■ **TASK OBJECTIVE**:
List, from the lines below, each one with "screenshot" in it.

◆ ◆ ◆

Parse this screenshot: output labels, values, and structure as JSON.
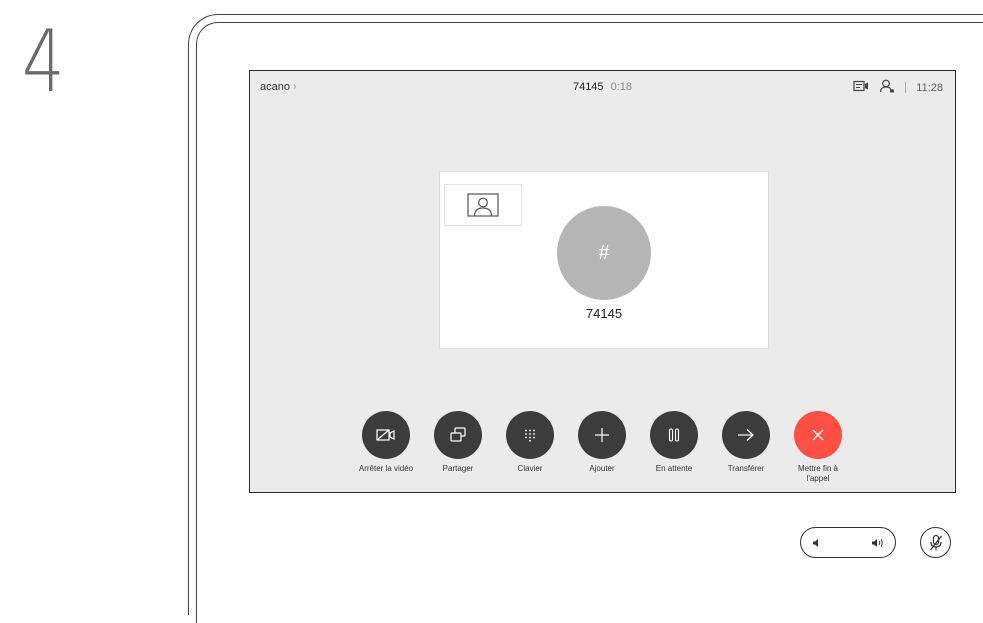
{
  "step": {
    "number": "4"
  },
  "status_bar": {
    "breadcrumb": "acano",
    "call_number": "74145",
    "call_duration": "0:18",
    "time": "11:28"
  },
  "call": {
    "avatar_symbol": "#",
    "remote_number": "74145"
  },
  "controls": [
    {
      "label": "Arrêter la vidéo",
      "icon": "video-off-icon"
    },
    {
      "label": "Partager",
      "icon": "share-icon"
    },
    {
      "label": "Clavier",
      "icon": "keypad-icon"
    },
    {
      "label": "Ajouter",
      "icon": "plus-icon"
    },
    {
      "label": "En attente",
      "icon": "pause-icon"
    },
    {
      "label": "Transférer",
      "icon": "arrow-right-icon"
    },
    {
      "label": "Mettre fin à l'appel",
      "icon": "close-icon",
      "color": "#ff4f45"
    }
  ],
  "colors": {
    "screen_bg": "#ebebeb",
    "button_dark": "#3c3c3c",
    "end_call": "#ff4f45",
    "avatar": "#b5b5b5"
  }
}
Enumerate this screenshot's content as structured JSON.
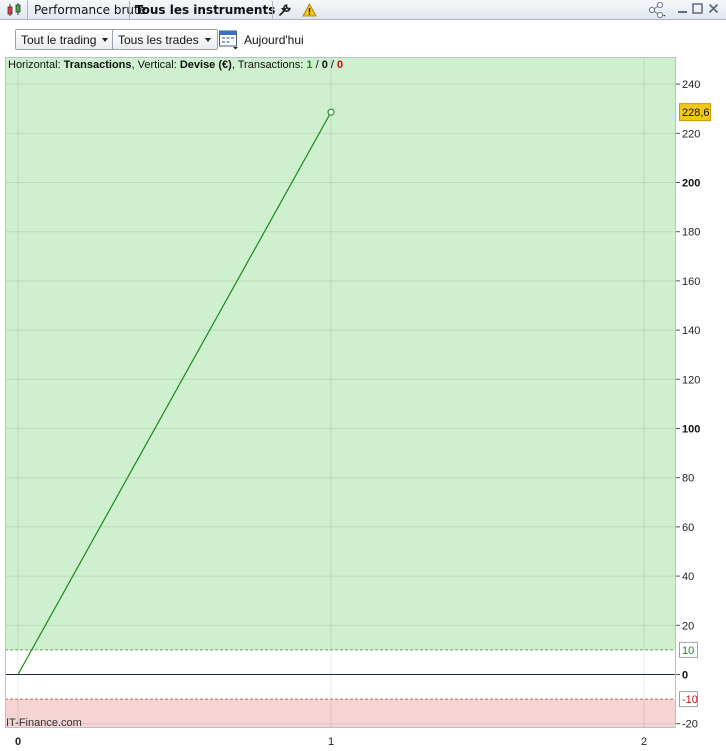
{
  "titlebar": {
    "tab_label": "Performance brute",
    "instruments_label": "Tous les instruments",
    "icons": [
      "candlestick-icon",
      "wrench-icon",
      "warning-icon",
      "share-icon",
      "minimize-icon",
      "maximize-icon",
      "close-icon"
    ]
  },
  "toolbar": {
    "trading_dropdown": "Tout le trading",
    "trades_dropdown": "Tous les trades",
    "today_label": "Aujourd'hui"
  },
  "chart_header": {
    "horizontal_label": "Horizontal:",
    "horizontal_value": "Transactions",
    "vertical_label": "Vertical:",
    "vertical_value": "Devise (€)",
    "transactions_label": "Transactions:",
    "count_win": "1",
    "count_neutral": "0",
    "count_loss": "0",
    "separator": "/",
    "comma": ","
  },
  "watermark": "IT-Finance.com",
  "colors": {
    "profit_zone": "#cff0cf",
    "loss_zone": "#f6d4d4",
    "line": "#1a8a1a",
    "value_badge": "#f2c81a",
    "threshold_upper": "#1a8a1a",
    "threshold_lower": "#c01010"
  },
  "chart_data": {
    "type": "line",
    "x": [
      0,
      1
    ],
    "series": [
      {
        "values": [
          0,
          228.6
        ]
      }
    ],
    "xlim": [
      0,
      2
    ],
    "ylim": [
      -20,
      250
    ],
    "x_ticks": [
      "0",
      "1",
      "2"
    ],
    "y_ticks": [
      240,
      220,
      200,
      180,
      160,
      140,
      120,
      100,
      80,
      60,
      40,
      20,
      0,
      -20
    ],
    "y_tick_labels": [
      "240",
      "220",
      "200",
      "180",
      "160",
      "140",
      "120",
      "100",
      "80",
      "60",
      "40",
      "20",
      "0",
      "-20"
    ],
    "bold_ticks": [
      200,
      100,
      0
    ],
    "upper_threshold": 10,
    "upper_threshold_label": "10",
    "lower_threshold": -10,
    "lower_threshold_label": "-10",
    "last_value_label": "228,6",
    "grid": true
  }
}
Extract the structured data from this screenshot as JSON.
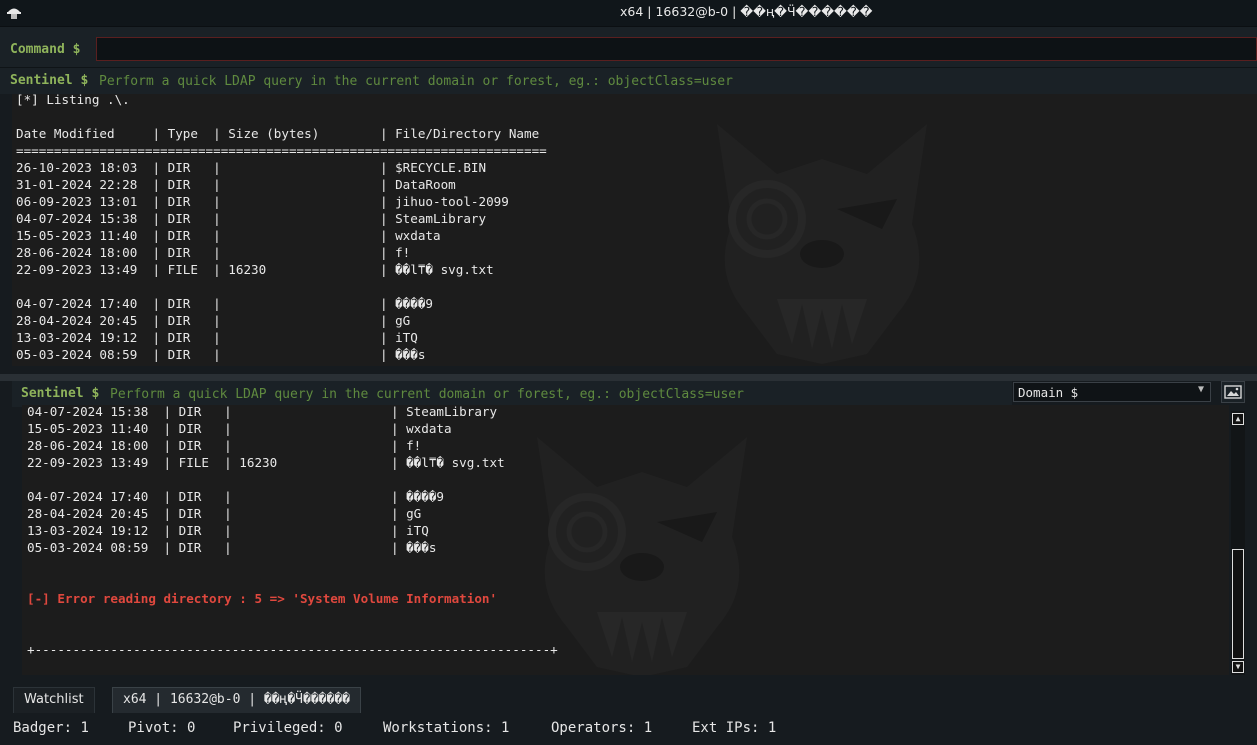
{
  "window": {
    "title": "x64 | 16632@b-0 | ��ң�Ӵ������",
    "app_icon": "hacker-hat-icon"
  },
  "command_bar": {
    "label": "Command  $",
    "value": "",
    "placeholder": ""
  },
  "top_panel": {
    "prompt_label": "Sentinel $",
    "prompt_placeholder": "Perform a quick LDAP query in the current domain or forest, eg.: objectClass=user",
    "lines": [
      "[*] Listing .\\.",
      "",
      "Date Modified     | Type  | Size (bytes)        | File/Directory Name",
      "======================================================================",
      "26-10-2023 18:03  | DIR   |                     | $RECYCLE.BIN",
      "31-01-2024 22:28  | DIR   |                     | DataRoom",
      "06-09-2023 13:01  | DIR   |                     | jihuo-tool-2099",
      "04-07-2024 15:38  | DIR   |                     | SteamLibrary",
      "15-05-2023 11:40  | DIR   |                     | wxdata",
      "28-06-2024 18:00  | DIR   |                     | f!",
      "22-09-2023 13:49  | FILE  | 16230               | ��l⍑� svg.txt",
      "",
      "04-07-2024 17:40  | DIR   |                     | ����9",
      "28-04-2024 20:45  | DIR   |                     | gG",
      "13-03-2024 19:12  | DIR   |                     | iTQ",
      "05-03-2024 08:59  | DIR   |                     | ���s"
    ]
  },
  "bottom_panel": {
    "prompt_label": "Sentinel $",
    "prompt_placeholder": "Perform a quick LDAP query in the current domain or forest, eg.: objectClass=user",
    "domain_select": "Domain $",
    "lines": [
      "04-07-2024 15:38  | DIR   |                     | SteamLibrary",
      "15-05-2023 11:40  | DIR   |                     | wxdata",
      "28-06-2024 18:00  | DIR   |                     | f!",
      "22-09-2023 13:49  | FILE  | 16230               | ��l⍑� svg.txt",
      "",
      "04-07-2024 17:40  | DIR   |                     | ����9",
      "28-04-2024 20:45  | DIR   |                     | gG",
      "13-03-2024 19:12  | DIR   |                     | iTQ",
      "05-03-2024 08:59  | DIR   |                     | ���s",
      "",
      ""
    ],
    "error_line": "[-] Error reading directory : 5 => 'System Volume Information'",
    "footer_line": "+--------------------------------------------------------------------+"
  },
  "tabs": [
    {
      "label": "Watchlist"
    },
    {
      "label": "x64 | 16632@b-0 | ��ң�Ӵ������"
    }
  ],
  "status": [
    {
      "label": "Badger:",
      "value": "1"
    },
    {
      "label": "Pivot:",
      "value": "0"
    },
    {
      "label": "Privileged:",
      "value": "0"
    },
    {
      "label": "Workstations:",
      "value": "1"
    },
    {
      "label": "Operators:",
      "value": "1"
    },
    {
      "label": "Ext IPs:",
      "value": "1"
    }
  ],
  "colors": {
    "prompt_green": "#8fb45b",
    "error_red": "#e0483e",
    "console_bg": "#1c1c1c"
  }
}
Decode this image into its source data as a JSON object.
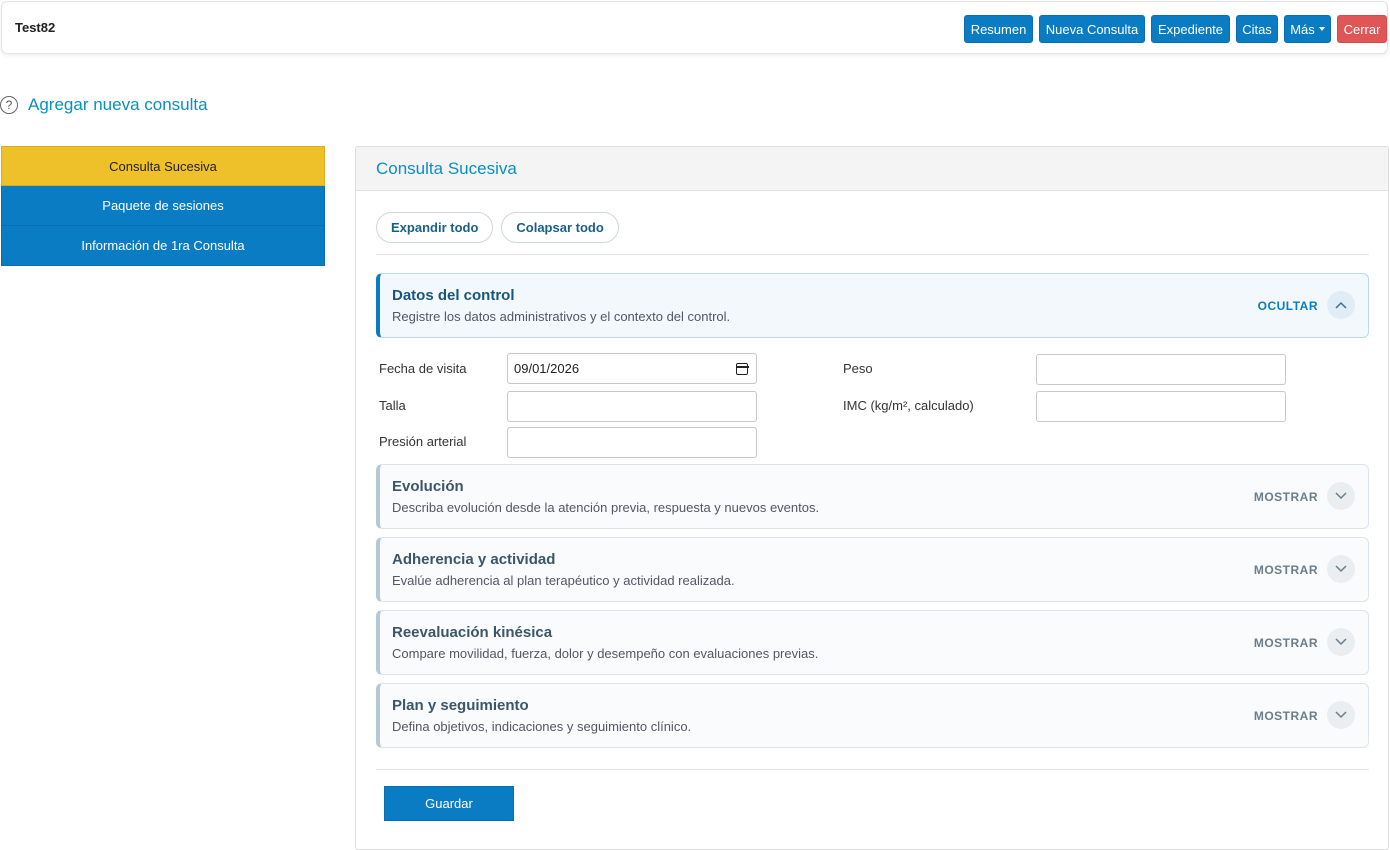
{
  "topbar": {
    "patient_name": "Test82",
    "buttons": {
      "resumen": "Resumen",
      "nueva_consulta": "Nueva Consulta",
      "expediente": "Expediente",
      "citas": "Citas",
      "mas": "Más",
      "cerrar": "Cerrar"
    }
  },
  "page": {
    "help_icon": "?",
    "title": "Agregar nueva consulta"
  },
  "sidebar": {
    "items": [
      {
        "label": "Consulta Sucesiva",
        "active": true
      },
      {
        "label": "Paquete de sesiones",
        "active": false
      },
      {
        "label": "Información de 1ra Consulta",
        "active": false
      }
    ]
  },
  "panel": {
    "title": "Consulta Sucesiva",
    "expand_all": "Expandir todo",
    "collapse_all": "Colapsar todo",
    "sections": [
      {
        "title": "Datos del control",
        "desc": "Registre los datos administrativos y el contexto del control.",
        "toggle": "OCULTAR",
        "open": true
      },
      {
        "title": "Evolución",
        "desc": "Describa evolución desde la atención previa, respuesta y nuevos eventos.",
        "toggle": "MOSTRAR",
        "open": false
      },
      {
        "title": "Adherencia y actividad",
        "desc": "Evalúe adherencia al plan terapéutico y actividad realizada.",
        "toggle": "MOSTRAR",
        "open": false
      },
      {
        "title": "Reevaluación kinésica",
        "desc": "Compare movilidad, fuerza, dolor y desempeño con evaluaciones previas.",
        "toggle": "MOSTRAR",
        "open": false
      },
      {
        "title": "Plan y seguimiento",
        "desc": "Defina objetivos, indicaciones y seguimiento clínico.",
        "toggle": "MOSTRAR",
        "open": false
      }
    ],
    "form": {
      "fecha_label": "Fecha de visita",
      "fecha_value": "09/01/2026",
      "peso_label": "Peso",
      "peso_value": "",
      "talla_label": "Talla",
      "talla_value": "",
      "imc_label": "IMC (kg/m², calculado)",
      "imc_value": "",
      "presion_label": "Presión arterial",
      "presion_value": ""
    },
    "save": "Guardar"
  },
  "colors": {
    "primary": "#0a7cc3",
    "danger": "#e05656",
    "active_tab": "#eec12a",
    "title": "#0a8fc2"
  }
}
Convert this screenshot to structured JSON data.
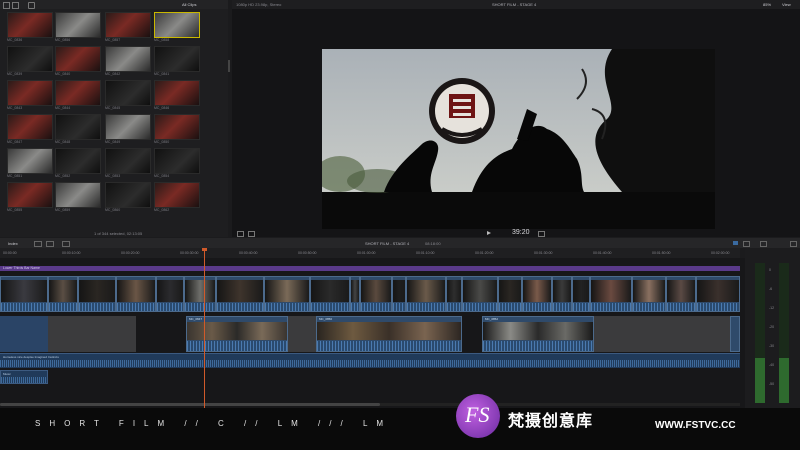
{
  "browser": {
    "header": "All Clips",
    "status": "1 of 344 selected, 02:13:05",
    "clips": [
      "MC_0836",
      "MC_0856",
      "MC_0857",
      "MC_0858",
      "MC_0839",
      "MC_0840",
      "MC_0842",
      "MC_0841",
      "MC_0843",
      "MC_0844",
      "MC_0845",
      "MC_0846",
      "MC_0847",
      "MC_0848",
      "MC_0849",
      "MC_0850",
      "MC_0851",
      "MC_0852",
      "MC_0853",
      "MC_0854",
      "MC_0855",
      "MC_0859",
      "MC_0860",
      "MC_0862"
    ]
  },
  "viewer": {
    "format": "1080p HD 23.98p, Stereo",
    "title": "SHORT FILM - STAGE 4",
    "zoom": "85%",
    "view": "View",
    "timecode": "39:20"
  },
  "timeline": {
    "index_label": "Index",
    "project": "SHORT FILM - STAGE 4",
    "duration": "08:18:00",
    "ruler": [
      "00:00:00",
      "00:00:10:00",
      "00:00:20:00",
      "00:00:30:00",
      "00:00:40:00",
      "00:00:50:00",
      "00:01:00:00",
      "00:01:10:00",
      "00:01:20:00",
      "00:01:30:00",
      "00:01:40:00",
      "00:01:50:00",
      "00:02:00:00"
    ],
    "clip_labels": [
      "MC_0847",
      "MC_0850",
      "MC_0852"
    ],
    "title_clip": "Lower Thirds Bar Name",
    "audio_clip": "Homeless nice despise Imagined Instincts",
    "music_clip": "Music",
    "meter_scale": [
      "0",
      "-6",
      "-12",
      "-20",
      "-30",
      "-40",
      "-50"
    ]
  },
  "overlay": {
    "caption": "SHORT FILM // C // LM /// LM",
    "logo_letters": "FS",
    "site_name": "梵摄创意库",
    "site_url": "WWW.FSTVC.CC"
  }
}
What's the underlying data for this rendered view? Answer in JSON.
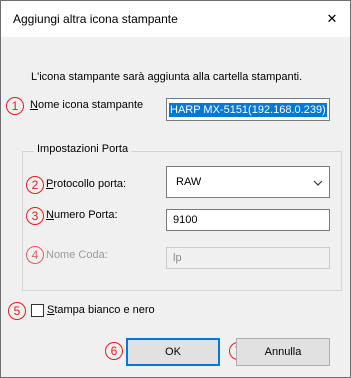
{
  "dialog": {
    "title": "Aggiungi altra icona stampante",
    "close_glyph": "✕",
    "info": "L'icona stampante sarà aggiunta alla cartella stampanti."
  },
  "printer_name": {
    "label": "Nome icona stampante",
    "value": "HARP MX-5151(192.168.0.239)"
  },
  "port_group": {
    "label": "Impostazioni Porta",
    "protocol_label": "Protocollo porta:",
    "protocol_value": "RAW",
    "port_number_label": "Numero Porta:",
    "port_number_value": "9100",
    "queue_label": "Nome Coda:",
    "queue_value": "lp"
  },
  "mono_checkbox": {
    "label": "Stampa bianco e nero",
    "checked": false
  },
  "buttons": {
    "ok": "OK",
    "cancel": "Annulla"
  },
  "annotations": [
    "1",
    "2",
    "3",
    "4",
    "5",
    "6",
    "7"
  ],
  "colors": {
    "annotation": "#e02020",
    "selection": "#0078d7",
    "dialog_bg": "#f0f0f0"
  }
}
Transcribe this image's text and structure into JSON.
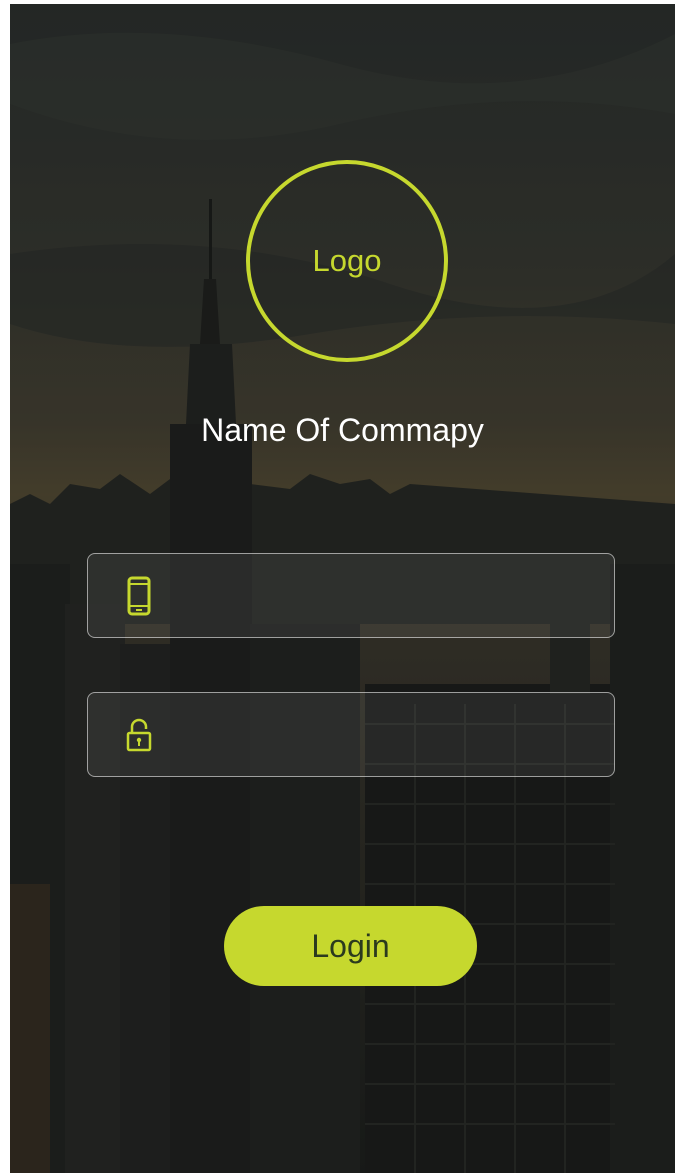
{
  "logo": {
    "text": "Logo"
  },
  "company": {
    "name": "Name Of Commapy"
  },
  "phone_field": {
    "icon": "phone-icon",
    "value": "",
    "placeholder": ""
  },
  "password_field": {
    "icon": "lock-icon",
    "value": "",
    "placeholder": ""
  },
  "login_button": {
    "label": "Login"
  },
  "colors": {
    "accent": "#c6d82e",
    "text": "#ffffff",
    "background": "#2a2b2a"
  }
}
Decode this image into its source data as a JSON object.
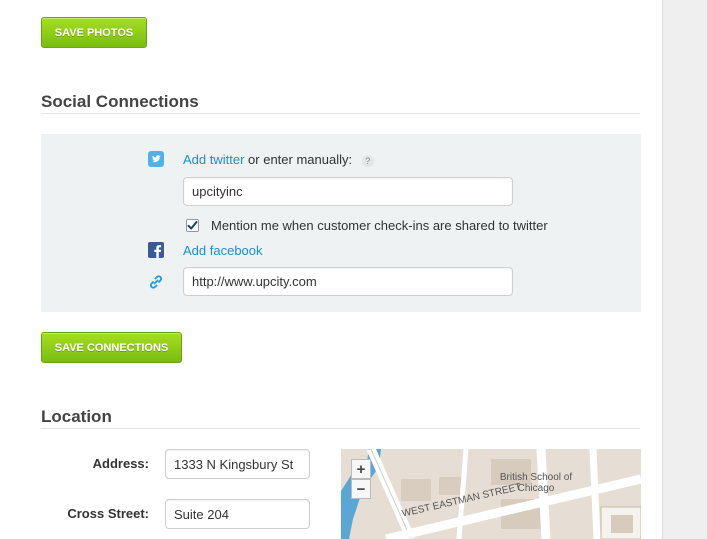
{
  "photos": {
    "save_label": "SAVE PHOTOS"
  },
  "social": {
    "title": "Social Connections",
    "twitter": {
      "add_link": "Add twitter",
      "manual_text": "or enter manually:",
      "help": "?",
      "value": "upcityinc",
      "mention_checked": true,
      "mention_label": "Mention me when customer check-ins are shared to twitter"
    },
    "facebook": {
      "add_link": "Add facebook"
    },
    "website": {
      "value": "http://www.upcity.com"
    },
    "save_label": "SAVE CONNECTIONS"
  },
  "location": {
    "title": "Location",
    "address_label": "Address:",
    "address_value": "1333 N Kingsbury St",
    "cross_street_label": "Cross Street:",
    "cross_street_value": "Suite 204",
    "map": {
      "zoom_in": "+",
      "zoom_out": "−",
      "labels": {
        "school_line1": "British School of",
        "school_line2": "Chicago",
        "street": "WEST EASTMAN STREET"
      }
    }
  },
  "colors": {
    "accent_green": "#8fcf19",
    "link_blue": "#1a8fd1",
    "twitter_blue": "#4fb3e8",
    "facebook_blue": "#3b5998",
    "river_blue": "#5aa7d6"
  },
  "icons": [
    "twitter-icon",
    "facebook-icon",
    "link-icon",
    "checkmark-icon"
  ]
}
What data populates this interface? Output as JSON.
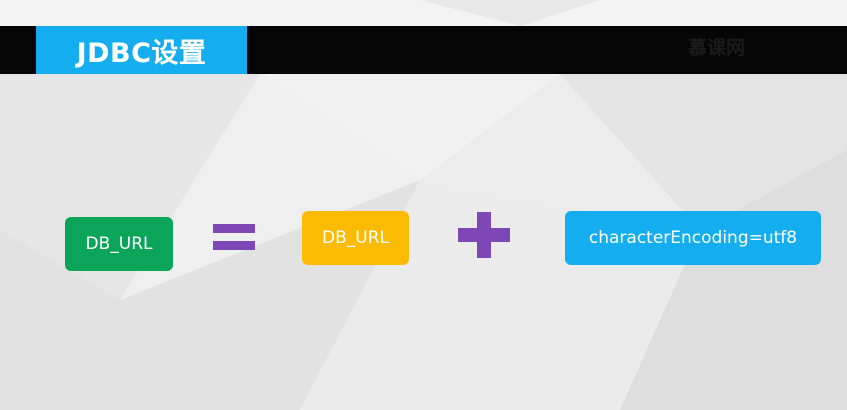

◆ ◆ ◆

■ **SOLUTION TO THIS PROBLEM**:
Parse this screenshot: output labels, values, and structure as JSON.
Enumerate this screenshot's content as structured JSON.
Extract the structured data from this screenshot as JSON.
Convert this screenshot to structured JSON data.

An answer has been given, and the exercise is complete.